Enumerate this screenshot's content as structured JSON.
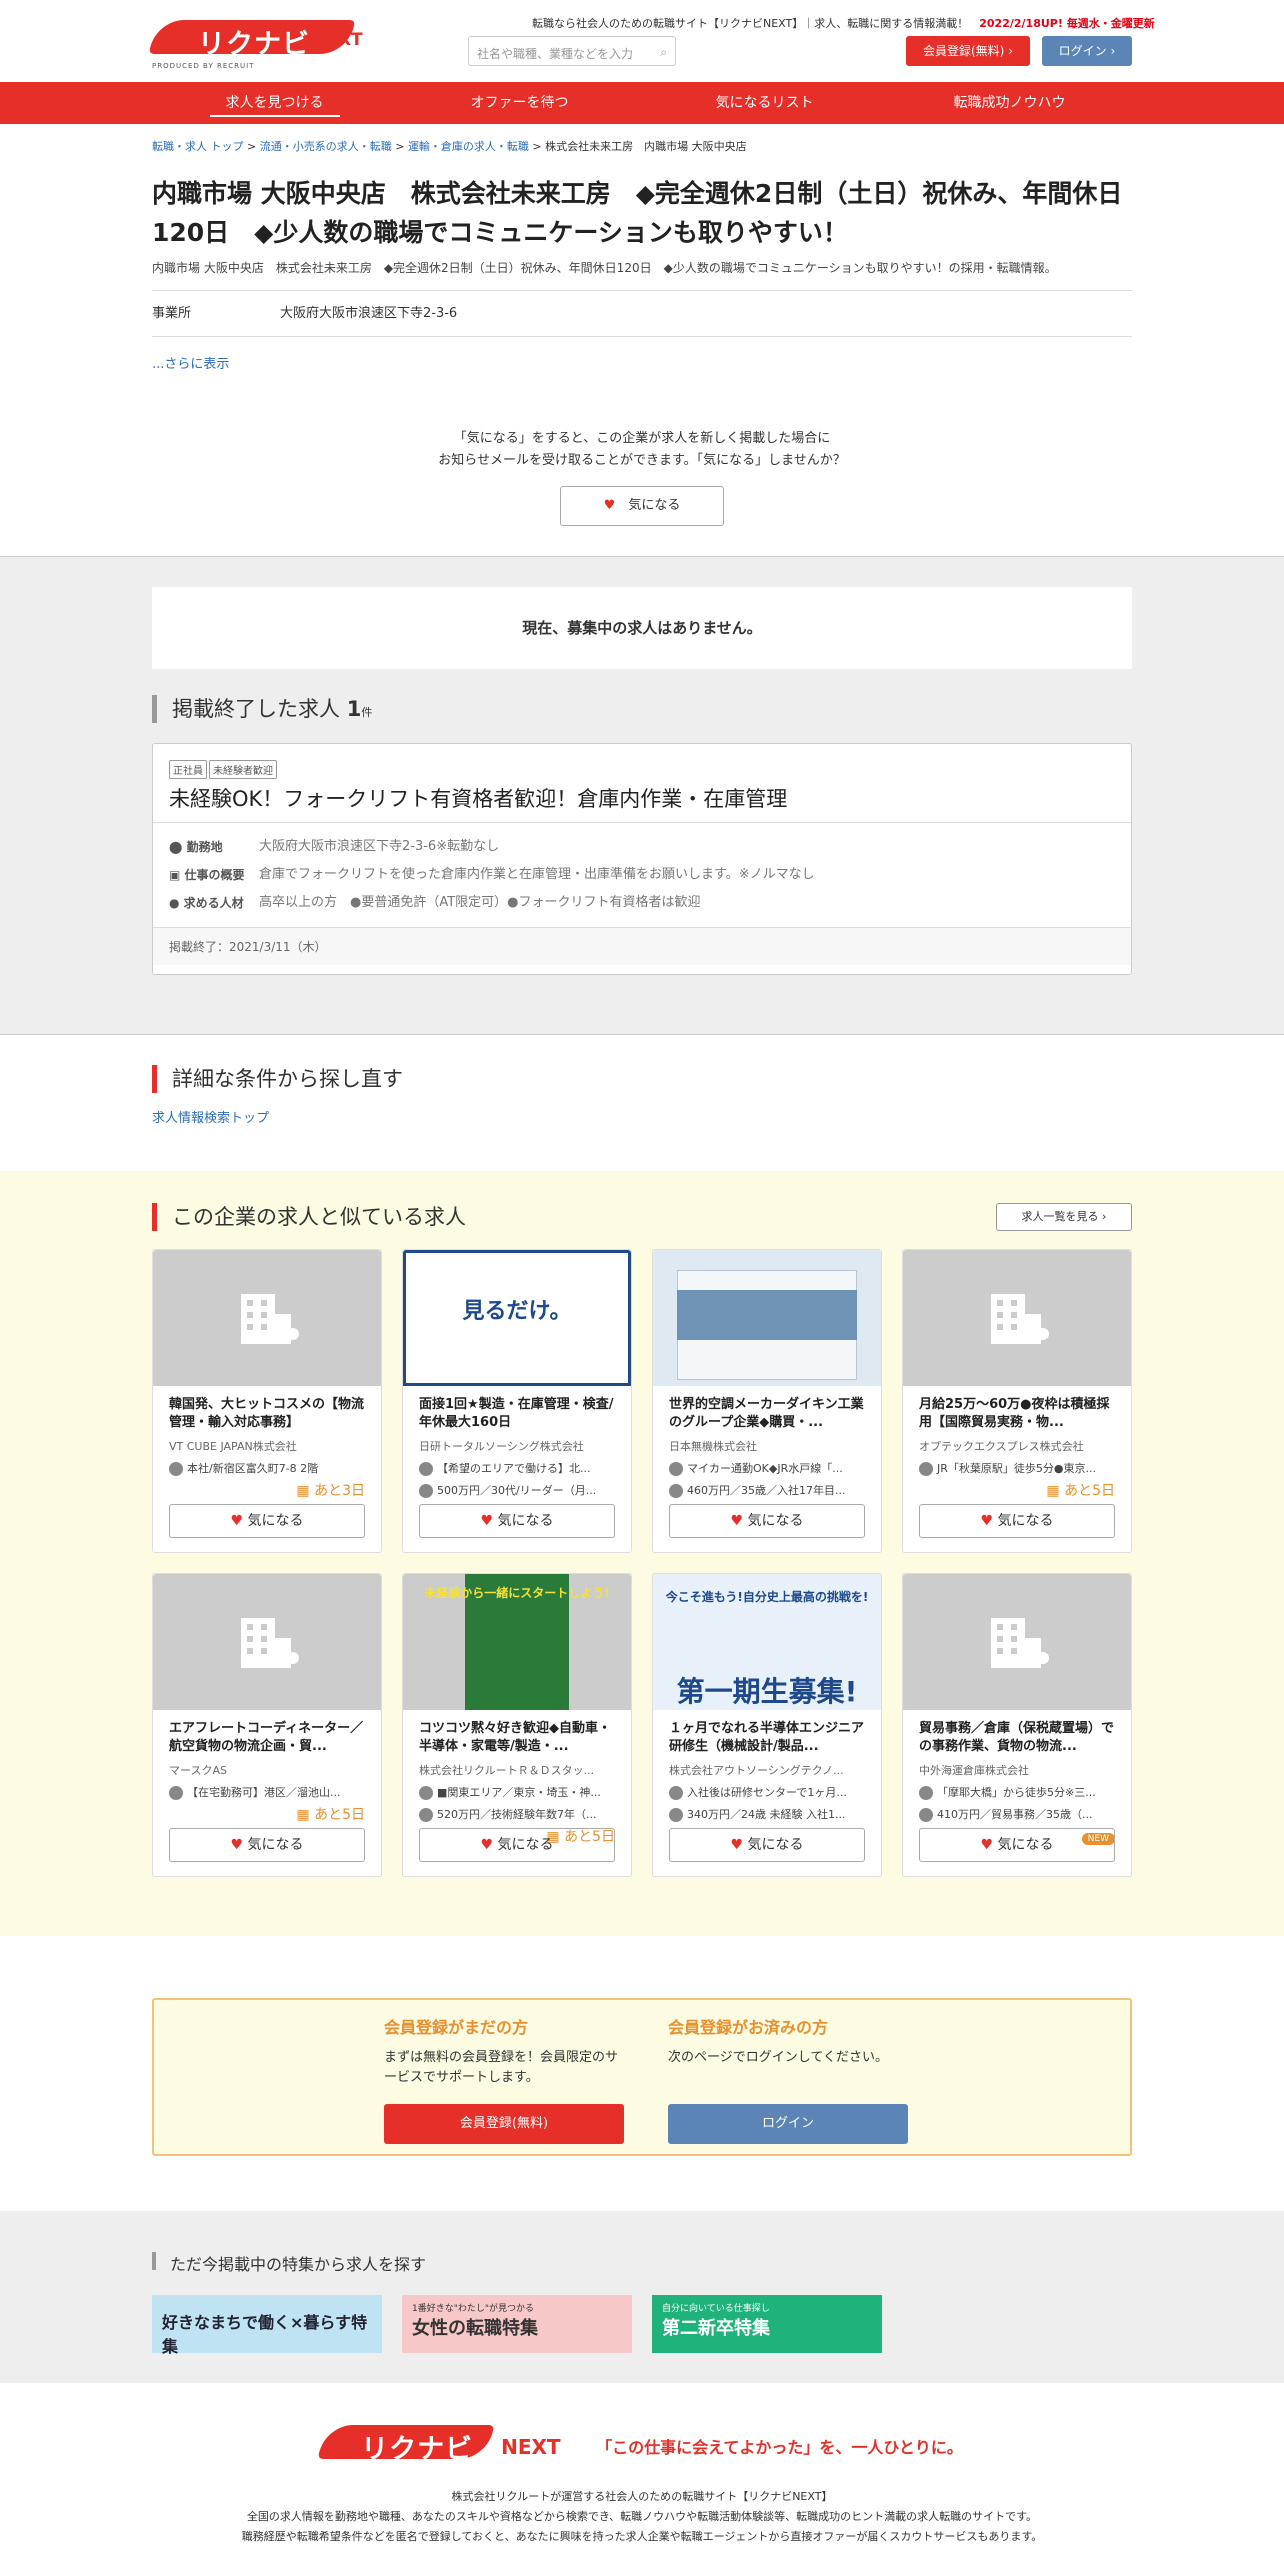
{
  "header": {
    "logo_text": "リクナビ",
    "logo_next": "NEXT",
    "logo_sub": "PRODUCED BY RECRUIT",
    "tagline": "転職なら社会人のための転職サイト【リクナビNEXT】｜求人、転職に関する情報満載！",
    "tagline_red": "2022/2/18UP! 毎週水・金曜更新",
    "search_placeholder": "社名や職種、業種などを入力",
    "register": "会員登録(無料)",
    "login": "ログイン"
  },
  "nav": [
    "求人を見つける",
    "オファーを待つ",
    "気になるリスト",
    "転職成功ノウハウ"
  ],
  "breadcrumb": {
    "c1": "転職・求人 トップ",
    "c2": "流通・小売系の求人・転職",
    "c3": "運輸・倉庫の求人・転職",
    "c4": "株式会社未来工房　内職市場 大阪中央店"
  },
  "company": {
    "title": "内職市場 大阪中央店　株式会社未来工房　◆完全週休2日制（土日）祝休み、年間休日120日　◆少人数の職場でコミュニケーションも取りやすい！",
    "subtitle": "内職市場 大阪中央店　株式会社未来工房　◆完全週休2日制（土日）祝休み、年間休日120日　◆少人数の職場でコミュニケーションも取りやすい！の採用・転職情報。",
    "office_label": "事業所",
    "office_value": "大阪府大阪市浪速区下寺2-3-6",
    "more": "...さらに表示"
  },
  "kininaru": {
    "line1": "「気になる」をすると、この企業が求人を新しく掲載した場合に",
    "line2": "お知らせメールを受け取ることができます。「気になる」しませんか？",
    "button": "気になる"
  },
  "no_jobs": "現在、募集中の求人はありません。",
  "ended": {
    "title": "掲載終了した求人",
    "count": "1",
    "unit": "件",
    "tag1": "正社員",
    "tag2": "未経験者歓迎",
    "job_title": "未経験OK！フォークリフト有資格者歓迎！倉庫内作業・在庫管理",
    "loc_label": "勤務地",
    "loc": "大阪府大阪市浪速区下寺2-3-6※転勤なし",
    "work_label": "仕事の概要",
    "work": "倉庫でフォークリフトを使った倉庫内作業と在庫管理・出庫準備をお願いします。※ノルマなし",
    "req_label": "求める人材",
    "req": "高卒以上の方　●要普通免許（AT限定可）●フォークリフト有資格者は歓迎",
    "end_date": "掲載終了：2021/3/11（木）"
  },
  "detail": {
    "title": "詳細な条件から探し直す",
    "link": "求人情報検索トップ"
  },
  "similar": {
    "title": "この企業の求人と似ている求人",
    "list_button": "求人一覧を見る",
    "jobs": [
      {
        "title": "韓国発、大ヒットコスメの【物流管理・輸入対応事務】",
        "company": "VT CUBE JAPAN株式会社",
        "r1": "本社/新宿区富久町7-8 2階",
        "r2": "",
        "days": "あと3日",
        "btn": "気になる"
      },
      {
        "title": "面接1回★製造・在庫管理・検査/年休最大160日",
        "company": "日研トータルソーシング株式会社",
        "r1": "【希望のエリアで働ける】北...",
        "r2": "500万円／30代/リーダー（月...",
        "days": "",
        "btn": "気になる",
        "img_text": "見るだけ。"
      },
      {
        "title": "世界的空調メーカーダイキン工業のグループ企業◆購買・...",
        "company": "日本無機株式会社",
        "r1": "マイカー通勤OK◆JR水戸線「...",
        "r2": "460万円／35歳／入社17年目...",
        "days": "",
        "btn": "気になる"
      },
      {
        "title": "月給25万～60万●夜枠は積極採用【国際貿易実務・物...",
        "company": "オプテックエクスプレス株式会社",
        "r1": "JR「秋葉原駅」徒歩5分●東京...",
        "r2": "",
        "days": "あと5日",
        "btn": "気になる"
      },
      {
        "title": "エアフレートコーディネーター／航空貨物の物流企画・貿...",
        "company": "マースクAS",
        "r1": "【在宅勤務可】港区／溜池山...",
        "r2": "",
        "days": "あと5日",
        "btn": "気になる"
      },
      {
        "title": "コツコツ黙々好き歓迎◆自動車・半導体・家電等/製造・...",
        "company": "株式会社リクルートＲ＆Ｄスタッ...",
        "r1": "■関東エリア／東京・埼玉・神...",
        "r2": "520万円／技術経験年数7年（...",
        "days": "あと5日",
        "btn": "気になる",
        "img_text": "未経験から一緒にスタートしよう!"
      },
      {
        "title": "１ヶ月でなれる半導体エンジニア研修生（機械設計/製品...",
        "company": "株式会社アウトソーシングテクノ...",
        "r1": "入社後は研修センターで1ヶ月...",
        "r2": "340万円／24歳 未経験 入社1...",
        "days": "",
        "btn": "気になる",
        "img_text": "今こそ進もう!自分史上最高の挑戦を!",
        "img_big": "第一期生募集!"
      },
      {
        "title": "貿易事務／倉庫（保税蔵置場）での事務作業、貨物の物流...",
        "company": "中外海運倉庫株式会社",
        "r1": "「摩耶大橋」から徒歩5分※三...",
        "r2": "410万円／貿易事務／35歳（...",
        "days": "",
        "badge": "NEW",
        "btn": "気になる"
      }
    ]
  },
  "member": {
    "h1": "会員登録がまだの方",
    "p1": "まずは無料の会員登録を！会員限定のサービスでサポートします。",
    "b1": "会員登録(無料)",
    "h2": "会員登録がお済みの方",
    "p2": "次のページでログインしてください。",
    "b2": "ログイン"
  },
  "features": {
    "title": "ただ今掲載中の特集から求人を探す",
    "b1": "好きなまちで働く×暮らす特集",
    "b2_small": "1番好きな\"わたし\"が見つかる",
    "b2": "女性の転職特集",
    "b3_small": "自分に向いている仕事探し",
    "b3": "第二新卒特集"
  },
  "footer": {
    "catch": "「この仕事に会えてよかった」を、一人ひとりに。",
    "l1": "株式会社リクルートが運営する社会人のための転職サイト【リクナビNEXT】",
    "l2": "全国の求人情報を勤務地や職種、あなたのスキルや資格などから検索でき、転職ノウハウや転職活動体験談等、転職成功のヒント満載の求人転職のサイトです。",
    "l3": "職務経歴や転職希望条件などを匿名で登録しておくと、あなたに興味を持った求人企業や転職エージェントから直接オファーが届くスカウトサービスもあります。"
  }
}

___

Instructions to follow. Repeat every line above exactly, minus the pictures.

Solution to this problem.
Enumerate this screenshot's content as structured JSON.
{
  "header": {
    "logo_text": "リクナビ",
    "logo_next": "NEXT",
    "logo_sub": "PRODUCED BY RECRUIT",
    "tagline": "転職なら社会人のための転職サイト【リクナビNEXT】｜求人、転職に関する情報満載！",
    "tagline_red": "2022/2/18UP! 毎週水・金曜更新",
    "search_placeholder": "社名や職種、業種などを入力",
    "register": "会員登録(無料)",
    "login": "ログイン"
  },
  "nav": [
    "求人を見つける",
    "オファーを待つ",
    "気になるリスト",
    "転職成功ノウハウ"
  ],
  "breadcrumb": {
    "c1": "転職・求人 トップ",
    "c2": "流通・小売系の求人・転職",
    "c3": "運輸・倉庫の求人・転職",
    "c4": "株式会社未来工房　内職市場 大阪中央店"
  },
  "company": {
    "title": "内職市場 大阪中央店　株式会社未来工房　◆完全週休2日制（土日）祝休み、年間休日120日　◆少人数の職場でコミュニケーションも取りやすい！",
    "subtitle": "内職市場 大阪中央店　株式会社未来工房　◆完全週休2日制（土日）祝休み、年間休日120日　◆少人数の職場でコミュニケーションも取りやすい！の採用・転職情報。",
    "office_label": "事業所",
    "office_value": "大阪府大阪市浪速区下寺2-3-6",
    "more": "...さらに表示"
  },
  "kininaru": {
    "line1": "「気になる」をすると、この企業が求人を新しく掲載した場合に",
    "line2": "お知らせメールを受け取ることができます。「気になる」しませんか？",
    "button": "気になる"
  },
  "no_jobs": "現在、募集中の求人はありません。",
  "ended": {
    "title": "掲載終了した求人",
    "count": "1",
    "unit": "件",
    "tag1": "正社員",
    "tag2": "未経験者歓迎",
    "job_title": "未経験OK！フォークリフト有資格者歓迎！倉庫内作業・在庫管理",
    "loc_label": "勤務地",
    "loc": "大阪府大阪市浪速区下寺2-3-6※転勤なし",
    "work_label": "仕事の概要",
    "work": "倉庫でフォークリフトを使った倉庫内作業と在庫管理・出庫準備をお願いします。※ノルマなし",
    "req_label": "求める人材",
    "req": "高卒以上の方　●要普通免許（AT限定可）●フォークリフト有資格者は歓迎",
    "end_date": "掲載終了：2021/3/11（木）"
  },
  "detail": {
    "title": "詳細な条件から探し直す",
    "link": "求人情報検索トップ"
  },
  "similar": {
    "title": "この企業の求人と似ている求人",
    "list_button": "求人一覧を見る",
    "jobs": [
      {
        "title": "韓国発、大ヒットコスメの【物流管理・輸入対応事務】",
        "company": "VT CUBE JAPAN株式会社",
        "r1": "本社/新宿区富久町7-8 2階",
        "r2": "",
        "days": "あと3日",
        "btn": "気になる"
      },
      {
        "title": "面接1回★製造・在庫管理・検査/年休最大160日",
        "company": "日研トータルソーシング株式会社",
        "r1": "【希望のエリアで働ける】北...",
        "r2": "500万円／30代/リーダー（月...",
        "days": "",
        "btn": "気になる",
        "img_text": "見るだけ。"
      },
      {
        "title": "世界的空調メーカーダイキン工業のグループ企業◆購買・...",
        "company": "日本無機株式会社",
        "r1": "マイカー通勤OK◆JR水戸線「...",
        "r2": "460万円／35歳／入社17年目...",
        "days": "",
        "btn": "気になる"
      },
      {
        "title": "月給25万～60万●夜枠は積極採用【国際貿易実務・物...",
        "company": "オプテックエクスプレス株式会社",
        "r1": "JR「秋葉原駅」徒歩5分●東京...",
        "r2": "",
        "days": "あと5日",
        "btn": "気になる"
      },
      {
        "title": "エアフレートコーディネーター／航空貨物の物流企画・貿...",
        "company": "マースクAS",
        "r1": "【在宅勤務可】港区／溜池山...",
        "r2": "",
        "days": "あと5日",
        "btn": "気になる"
      },
      {
        "title": "コツコツ黙々好き歓迎◆自動車・半導体・家電等/製造・...",
        "company": "株式会社リクルートＲ＆Ｄスタッ...",
        "r1": "■関東エリア／東京・埼玉・神...",
        "r2": "520万円／技術経験年数7年（...",
        "days": "あと5日",
        "btn": "気になる",
        "img_text": "未経験から一緒にスタートしよう!"
      },
      {
        "title": "１ヶ月でなれる半導体エンジニア研修生（機械設計/製品...",
        "company": "株式会社アウトソーシングテクノ...",
        "r1": "入社後は研修センターで1ヶ月...",
        "r2": "340万円／24歳 未経験 入社1...",
        "days": "",
        "btn": "気になる",
        "img_text": "今こそ進もう!自分史上最高の挑戦を!",
        "img_big": "第一期生募集!"
      },
      {
        "title": "貿易事務／倉庫（保税蔵置場）での事務作業、貨物の物流...",
        "company": "中外海運倉庫株式会社",
        "r1": "「摩耶大橋」から徒歩5分※三...",
        "r2": "410万円／貿易事務／35歳（...",
        "days": "",
        "badge": "NEW",
        "btn": "気になる"
      }
    ]
  },
  "member": {
    "h1": "会員登録がまだの方",
    "p1": "まずは無料の会員登録を！会員限定のサービスでサポートします。",
    "b1": "会員登録(無料)",
    "h2": "会員登録がお済みの方",
    "p2": "次のページでログインしてください。",
    "b2": "ログイン"
  },
  "features": {
    "title": "ただ今掲載中の特集から求人を探す",
    "b1": "好きなまちで働く×暮らす特集",
    "b2_small": "1番好きな\"わたし\"が見つかる",
    "b2": "女性の転職特集",
    "b3_small": "自分に向いている仕事探し",
    "b3": "第二新卒特集"
  },
  "footer": {
    "catch": "「この仕事に会えてよかった」を、一人ひとりに。",
    "l1": "株式会社リクルートが運営する社会人のための転職サイト【リクナビNEXT】",
    "l2": "全国の求人情報を勤務地や職種、あなたのスキルや資格などから検索でき、転職ノウハウや転職活動体験談等、転職成功のヒント満載の求人転職のサイトです。",
    "l3": "職務経歴や転職希望条件などを匿名で登録しておくと、あなたに興味を持った求人企業や転職エージェントから直接オファーが届くスカウトサービスもあります。"
  }
}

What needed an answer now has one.